All 12 mines on the list threaten local environments and communities across B.C. but are usually operating within B.C. laws and regulations which, in many cases, fail to meet the demands of an increasingly discerning global market and investor base. The report urges that if the recommended solutions are pursued, many of the “Dirty Dozen” could be removed from the list in future years, and B.C. could move closer to being a leading jurisdiction for responsible mining as we address climate change and move to a more sustainable energy future.
- The “Dirty Dozen” report is intended to be a bi-annual list of mines that threaten local environments and communities throughout British Columbia that is released during “Mining Month”. Our hope is that recommendations are implemented and some mines listed now will no longer be profiled in two years.
- The “Dirty Dozen” includes five coal mines owned and operated by Teck Resources, B.C.’s largest mine operator, in the Elk River Valley. Selenium — an element that is toxic to humans and animals beyond very small doses — has been leaching from their waste rock piles and severely polluting surrounding waterways for decades. Selenium concentrations in mine site water are at times so elevated it is considered hazardous waste. In March this year, Teck was fined $60-million – the largest penalty ever imposed in B.C. – for contaminating waterways with selenium in southern B.C.
- Also on the list is southern B.C.’s Copper Mountain mine on the Similkameen River, in a watershed that is home to steelhead trout and coho, sockeye, and endangered chinook salmon. The mine has a long history of polluting fish-bearing waters, leading local Indigenous communities to feel unsafe accessing traditional foods. Copper Mountain is planning to expand operations and raise the height of its tailings dam by 65 per cent to 255 metres – taller than Vancouver’s highest building. The potential consequences of the mine’s existing dam failing are already considered extreme. Collapse of an even higher dam could destroy stretches of the Similkameen River and send devastating pollution far downstream. As it stands, the B.C. government does not require an environmental assessment of Copper Mountain’s expansion.

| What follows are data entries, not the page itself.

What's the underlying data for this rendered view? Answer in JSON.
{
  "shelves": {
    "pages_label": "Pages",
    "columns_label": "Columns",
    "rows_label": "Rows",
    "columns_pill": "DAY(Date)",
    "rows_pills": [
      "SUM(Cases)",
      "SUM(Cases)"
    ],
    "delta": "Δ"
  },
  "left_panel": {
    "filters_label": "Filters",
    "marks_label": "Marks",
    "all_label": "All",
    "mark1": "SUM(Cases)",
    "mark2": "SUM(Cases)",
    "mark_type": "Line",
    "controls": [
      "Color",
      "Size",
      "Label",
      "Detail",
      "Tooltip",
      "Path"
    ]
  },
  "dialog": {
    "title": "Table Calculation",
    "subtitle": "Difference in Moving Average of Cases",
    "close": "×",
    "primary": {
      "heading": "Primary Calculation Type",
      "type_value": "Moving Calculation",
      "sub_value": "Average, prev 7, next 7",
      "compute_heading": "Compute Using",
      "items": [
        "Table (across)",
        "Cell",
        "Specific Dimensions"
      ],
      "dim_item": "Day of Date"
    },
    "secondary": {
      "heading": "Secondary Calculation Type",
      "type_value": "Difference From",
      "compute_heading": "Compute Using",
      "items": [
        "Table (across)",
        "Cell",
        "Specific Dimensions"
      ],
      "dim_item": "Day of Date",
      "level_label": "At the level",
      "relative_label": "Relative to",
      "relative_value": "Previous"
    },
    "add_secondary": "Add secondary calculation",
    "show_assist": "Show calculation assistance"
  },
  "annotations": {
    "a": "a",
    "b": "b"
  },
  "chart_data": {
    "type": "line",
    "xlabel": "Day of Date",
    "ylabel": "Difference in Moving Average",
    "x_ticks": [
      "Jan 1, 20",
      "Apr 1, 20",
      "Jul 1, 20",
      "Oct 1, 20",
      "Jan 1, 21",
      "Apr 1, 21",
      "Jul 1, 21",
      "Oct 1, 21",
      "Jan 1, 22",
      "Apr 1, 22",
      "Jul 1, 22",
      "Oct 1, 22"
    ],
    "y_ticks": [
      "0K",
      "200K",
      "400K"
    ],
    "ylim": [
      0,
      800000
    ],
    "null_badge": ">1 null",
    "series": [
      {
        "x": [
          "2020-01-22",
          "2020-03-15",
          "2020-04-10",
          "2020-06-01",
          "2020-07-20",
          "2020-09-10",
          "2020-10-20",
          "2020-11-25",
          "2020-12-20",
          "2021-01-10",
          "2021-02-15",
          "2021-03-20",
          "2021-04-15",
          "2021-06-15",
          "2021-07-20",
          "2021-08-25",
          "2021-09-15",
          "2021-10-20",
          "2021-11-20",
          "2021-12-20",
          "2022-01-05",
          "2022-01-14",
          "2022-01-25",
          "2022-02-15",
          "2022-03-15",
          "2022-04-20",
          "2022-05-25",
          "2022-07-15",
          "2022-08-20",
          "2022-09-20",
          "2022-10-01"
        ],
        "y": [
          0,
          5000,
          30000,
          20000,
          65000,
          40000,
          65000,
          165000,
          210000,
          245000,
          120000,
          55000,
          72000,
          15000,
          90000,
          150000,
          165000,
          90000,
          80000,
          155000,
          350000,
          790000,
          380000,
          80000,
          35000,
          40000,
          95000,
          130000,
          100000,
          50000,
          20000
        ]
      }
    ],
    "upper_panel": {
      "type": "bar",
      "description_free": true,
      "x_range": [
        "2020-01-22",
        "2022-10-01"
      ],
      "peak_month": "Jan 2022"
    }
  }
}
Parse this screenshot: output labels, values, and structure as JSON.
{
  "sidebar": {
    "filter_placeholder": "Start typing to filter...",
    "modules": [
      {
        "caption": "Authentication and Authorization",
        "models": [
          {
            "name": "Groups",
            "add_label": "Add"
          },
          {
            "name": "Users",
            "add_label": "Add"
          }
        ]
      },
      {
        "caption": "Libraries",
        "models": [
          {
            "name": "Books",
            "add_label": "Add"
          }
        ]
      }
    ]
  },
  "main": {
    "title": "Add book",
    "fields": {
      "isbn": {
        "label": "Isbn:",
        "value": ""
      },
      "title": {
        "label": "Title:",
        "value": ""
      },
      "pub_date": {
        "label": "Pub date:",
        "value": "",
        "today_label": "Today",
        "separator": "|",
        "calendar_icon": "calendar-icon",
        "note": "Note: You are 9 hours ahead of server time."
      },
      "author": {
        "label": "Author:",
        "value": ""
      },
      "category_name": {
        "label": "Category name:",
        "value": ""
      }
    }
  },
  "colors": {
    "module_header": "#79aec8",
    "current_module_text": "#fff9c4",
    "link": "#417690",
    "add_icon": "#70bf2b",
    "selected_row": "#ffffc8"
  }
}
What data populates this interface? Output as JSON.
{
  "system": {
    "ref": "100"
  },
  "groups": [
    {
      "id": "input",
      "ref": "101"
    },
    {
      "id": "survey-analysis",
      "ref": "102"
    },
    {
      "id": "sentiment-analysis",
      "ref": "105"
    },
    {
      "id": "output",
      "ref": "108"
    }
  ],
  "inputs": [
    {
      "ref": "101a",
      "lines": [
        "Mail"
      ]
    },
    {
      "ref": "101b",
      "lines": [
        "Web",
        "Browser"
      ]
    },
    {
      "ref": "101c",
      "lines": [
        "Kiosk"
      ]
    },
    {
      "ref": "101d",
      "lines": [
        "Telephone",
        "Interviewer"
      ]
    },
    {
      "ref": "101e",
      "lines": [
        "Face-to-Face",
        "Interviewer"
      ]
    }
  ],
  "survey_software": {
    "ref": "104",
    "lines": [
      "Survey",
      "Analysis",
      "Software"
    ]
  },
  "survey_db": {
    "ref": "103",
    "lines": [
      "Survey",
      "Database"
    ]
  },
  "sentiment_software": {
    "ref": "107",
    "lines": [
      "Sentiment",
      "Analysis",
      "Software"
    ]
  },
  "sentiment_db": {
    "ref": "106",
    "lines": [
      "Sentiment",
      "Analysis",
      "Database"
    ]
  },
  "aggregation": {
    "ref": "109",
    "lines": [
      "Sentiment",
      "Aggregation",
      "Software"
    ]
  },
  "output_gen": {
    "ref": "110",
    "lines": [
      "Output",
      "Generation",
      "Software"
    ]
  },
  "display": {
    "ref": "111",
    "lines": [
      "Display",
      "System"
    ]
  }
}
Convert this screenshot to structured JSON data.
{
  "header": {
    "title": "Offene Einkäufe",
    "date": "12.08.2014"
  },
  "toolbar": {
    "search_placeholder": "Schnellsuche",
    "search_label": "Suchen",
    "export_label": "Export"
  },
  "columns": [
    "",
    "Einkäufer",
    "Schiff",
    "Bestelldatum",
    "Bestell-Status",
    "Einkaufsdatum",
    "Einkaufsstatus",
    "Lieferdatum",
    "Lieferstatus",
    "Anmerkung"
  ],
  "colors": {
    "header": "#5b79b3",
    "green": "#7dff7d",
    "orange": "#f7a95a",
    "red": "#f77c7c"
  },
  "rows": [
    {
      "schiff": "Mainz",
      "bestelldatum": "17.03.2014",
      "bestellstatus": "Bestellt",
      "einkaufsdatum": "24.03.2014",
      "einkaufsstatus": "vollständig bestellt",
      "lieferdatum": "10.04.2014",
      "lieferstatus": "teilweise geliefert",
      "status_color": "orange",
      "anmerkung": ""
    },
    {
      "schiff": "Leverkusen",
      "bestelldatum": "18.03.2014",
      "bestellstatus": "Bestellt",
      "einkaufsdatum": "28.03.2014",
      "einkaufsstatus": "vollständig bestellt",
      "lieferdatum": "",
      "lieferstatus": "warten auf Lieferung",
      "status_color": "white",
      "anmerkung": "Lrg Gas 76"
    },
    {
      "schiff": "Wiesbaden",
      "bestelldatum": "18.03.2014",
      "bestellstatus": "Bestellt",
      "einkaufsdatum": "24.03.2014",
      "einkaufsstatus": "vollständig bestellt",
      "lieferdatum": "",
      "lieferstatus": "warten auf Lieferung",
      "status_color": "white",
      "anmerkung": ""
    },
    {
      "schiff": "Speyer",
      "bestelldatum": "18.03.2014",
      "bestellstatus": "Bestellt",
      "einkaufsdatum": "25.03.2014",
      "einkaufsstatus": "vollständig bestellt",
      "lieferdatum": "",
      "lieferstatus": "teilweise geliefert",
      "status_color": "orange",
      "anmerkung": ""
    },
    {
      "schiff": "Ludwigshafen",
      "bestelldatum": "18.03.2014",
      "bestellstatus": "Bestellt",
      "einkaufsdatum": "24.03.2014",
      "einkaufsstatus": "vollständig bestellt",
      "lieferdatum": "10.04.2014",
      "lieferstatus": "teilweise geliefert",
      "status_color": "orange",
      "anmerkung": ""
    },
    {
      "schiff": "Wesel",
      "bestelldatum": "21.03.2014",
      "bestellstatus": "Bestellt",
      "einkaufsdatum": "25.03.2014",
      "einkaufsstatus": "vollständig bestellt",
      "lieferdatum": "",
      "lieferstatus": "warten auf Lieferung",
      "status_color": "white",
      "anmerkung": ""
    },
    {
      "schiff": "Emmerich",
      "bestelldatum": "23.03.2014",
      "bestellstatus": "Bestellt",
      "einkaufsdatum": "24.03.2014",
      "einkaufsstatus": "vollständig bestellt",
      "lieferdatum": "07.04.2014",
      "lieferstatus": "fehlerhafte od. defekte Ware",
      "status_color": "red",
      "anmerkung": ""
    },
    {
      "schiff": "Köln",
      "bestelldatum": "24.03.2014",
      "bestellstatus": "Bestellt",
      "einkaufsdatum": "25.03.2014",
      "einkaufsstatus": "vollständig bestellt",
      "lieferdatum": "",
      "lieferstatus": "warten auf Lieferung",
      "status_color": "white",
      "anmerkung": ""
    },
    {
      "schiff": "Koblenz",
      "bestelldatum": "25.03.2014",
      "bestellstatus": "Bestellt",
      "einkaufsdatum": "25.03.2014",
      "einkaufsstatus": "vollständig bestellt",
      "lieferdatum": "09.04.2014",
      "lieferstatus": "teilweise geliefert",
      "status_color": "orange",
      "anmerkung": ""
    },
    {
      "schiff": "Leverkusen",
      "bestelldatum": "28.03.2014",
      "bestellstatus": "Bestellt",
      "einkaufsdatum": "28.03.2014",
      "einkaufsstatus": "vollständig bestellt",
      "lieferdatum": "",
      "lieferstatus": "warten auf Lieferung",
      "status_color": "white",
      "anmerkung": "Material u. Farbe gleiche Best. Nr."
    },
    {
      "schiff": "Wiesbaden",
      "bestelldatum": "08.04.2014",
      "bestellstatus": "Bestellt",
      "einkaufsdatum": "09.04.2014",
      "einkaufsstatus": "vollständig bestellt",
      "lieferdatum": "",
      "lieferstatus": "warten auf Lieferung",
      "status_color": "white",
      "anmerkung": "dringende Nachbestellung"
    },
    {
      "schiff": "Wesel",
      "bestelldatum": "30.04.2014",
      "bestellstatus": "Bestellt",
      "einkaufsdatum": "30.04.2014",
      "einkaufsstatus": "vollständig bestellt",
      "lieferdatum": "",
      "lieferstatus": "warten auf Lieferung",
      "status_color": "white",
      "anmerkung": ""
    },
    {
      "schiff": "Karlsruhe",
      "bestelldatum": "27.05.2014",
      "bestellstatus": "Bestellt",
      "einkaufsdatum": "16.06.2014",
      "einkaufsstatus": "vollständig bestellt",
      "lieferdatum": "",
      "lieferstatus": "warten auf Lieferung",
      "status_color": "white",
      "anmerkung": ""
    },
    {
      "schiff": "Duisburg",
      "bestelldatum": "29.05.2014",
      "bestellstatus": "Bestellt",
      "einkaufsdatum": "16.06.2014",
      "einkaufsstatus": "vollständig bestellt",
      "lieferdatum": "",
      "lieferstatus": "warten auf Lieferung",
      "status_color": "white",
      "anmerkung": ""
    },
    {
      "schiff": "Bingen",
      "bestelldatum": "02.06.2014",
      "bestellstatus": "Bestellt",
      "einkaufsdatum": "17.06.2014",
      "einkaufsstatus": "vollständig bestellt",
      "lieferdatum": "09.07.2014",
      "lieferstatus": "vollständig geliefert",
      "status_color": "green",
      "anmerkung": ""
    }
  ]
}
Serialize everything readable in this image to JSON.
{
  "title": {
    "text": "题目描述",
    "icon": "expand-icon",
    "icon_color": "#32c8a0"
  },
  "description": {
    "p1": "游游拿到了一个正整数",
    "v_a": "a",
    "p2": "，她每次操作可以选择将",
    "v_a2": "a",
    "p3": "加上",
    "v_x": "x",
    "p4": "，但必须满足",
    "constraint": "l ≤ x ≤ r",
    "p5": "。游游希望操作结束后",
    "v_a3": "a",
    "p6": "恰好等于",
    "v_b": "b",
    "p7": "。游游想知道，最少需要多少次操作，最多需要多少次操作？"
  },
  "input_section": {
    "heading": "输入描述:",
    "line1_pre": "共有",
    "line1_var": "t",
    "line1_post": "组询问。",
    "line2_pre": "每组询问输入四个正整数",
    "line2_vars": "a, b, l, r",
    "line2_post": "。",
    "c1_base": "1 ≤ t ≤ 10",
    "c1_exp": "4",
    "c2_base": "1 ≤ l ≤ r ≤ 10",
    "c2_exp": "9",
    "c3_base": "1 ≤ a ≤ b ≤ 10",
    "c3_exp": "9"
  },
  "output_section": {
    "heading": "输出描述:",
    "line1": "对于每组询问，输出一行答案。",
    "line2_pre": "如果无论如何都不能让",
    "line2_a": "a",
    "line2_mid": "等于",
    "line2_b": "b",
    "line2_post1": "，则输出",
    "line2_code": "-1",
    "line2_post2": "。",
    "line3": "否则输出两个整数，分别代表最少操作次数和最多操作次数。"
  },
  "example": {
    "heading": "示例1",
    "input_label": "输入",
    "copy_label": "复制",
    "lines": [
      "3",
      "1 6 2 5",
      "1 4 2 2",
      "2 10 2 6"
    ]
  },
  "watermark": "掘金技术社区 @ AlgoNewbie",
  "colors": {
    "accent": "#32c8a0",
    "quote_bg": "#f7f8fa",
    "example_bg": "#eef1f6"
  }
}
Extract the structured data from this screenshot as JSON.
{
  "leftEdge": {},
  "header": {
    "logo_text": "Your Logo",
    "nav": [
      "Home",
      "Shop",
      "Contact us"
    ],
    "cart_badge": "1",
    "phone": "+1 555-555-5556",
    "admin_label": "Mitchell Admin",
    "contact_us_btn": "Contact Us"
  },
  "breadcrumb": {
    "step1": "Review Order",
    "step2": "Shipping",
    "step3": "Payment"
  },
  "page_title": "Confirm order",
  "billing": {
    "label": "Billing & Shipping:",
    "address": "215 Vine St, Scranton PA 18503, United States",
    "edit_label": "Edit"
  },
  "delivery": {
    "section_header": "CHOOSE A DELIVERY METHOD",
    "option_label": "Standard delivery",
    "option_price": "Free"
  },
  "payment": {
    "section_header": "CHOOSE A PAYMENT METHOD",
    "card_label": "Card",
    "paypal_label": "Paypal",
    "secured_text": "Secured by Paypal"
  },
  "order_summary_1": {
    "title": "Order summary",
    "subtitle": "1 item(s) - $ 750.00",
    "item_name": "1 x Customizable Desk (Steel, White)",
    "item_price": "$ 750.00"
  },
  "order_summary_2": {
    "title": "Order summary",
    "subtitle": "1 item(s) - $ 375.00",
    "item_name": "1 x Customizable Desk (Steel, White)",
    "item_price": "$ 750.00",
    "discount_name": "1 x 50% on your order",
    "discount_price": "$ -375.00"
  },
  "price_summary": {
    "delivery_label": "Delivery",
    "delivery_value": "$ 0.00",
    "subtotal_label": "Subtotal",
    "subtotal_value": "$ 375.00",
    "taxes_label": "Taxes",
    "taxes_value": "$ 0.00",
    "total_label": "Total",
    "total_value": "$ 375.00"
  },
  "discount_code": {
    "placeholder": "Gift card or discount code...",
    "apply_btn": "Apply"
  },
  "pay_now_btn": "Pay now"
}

- Selection of the 12 mines was based on their proven or probable impacts on sensitive environments and species, violation of Indigenous rights, unsafe management of tailings waste and/or water contamination, inadequate reclamation funding, and/or non-compliance with environmental permits. These criteria led the authors to select some other mines that they argue tend to fly under the public’s radar but are clear examples that B.C.’s current industry regulation falls short. These include the Peace River region’s inactive Shasta-Baker mine, where environmental non-compliance and tailings facility risks are high; the abandoned Anyox mine, a major past-producing mine that has never been properly closed or remediated; and the Bell and Granisle mines on Babine Lake, where unexamined risks related to mine discharges and environmental monitoring could be putting sockeye salmon at risk.
- It should be noted that while the “Dirty Dozen” are the most concerning mines and mine sites in B.C., they represent only a small portion of the over 100 contaminated and risky mines sites around the province. A map of contaminated mine sites in B.C. can be seen here. The “Dirty Dozen” full report is available here.
Re information, contact:
Adrienne Berchtold, firstname.lastname@example.org, 778-887-0634
Nikki Skuce, email@example.com, 778-210-0117
Greg Knox, firstname.lastname@example.org, 250-615-1990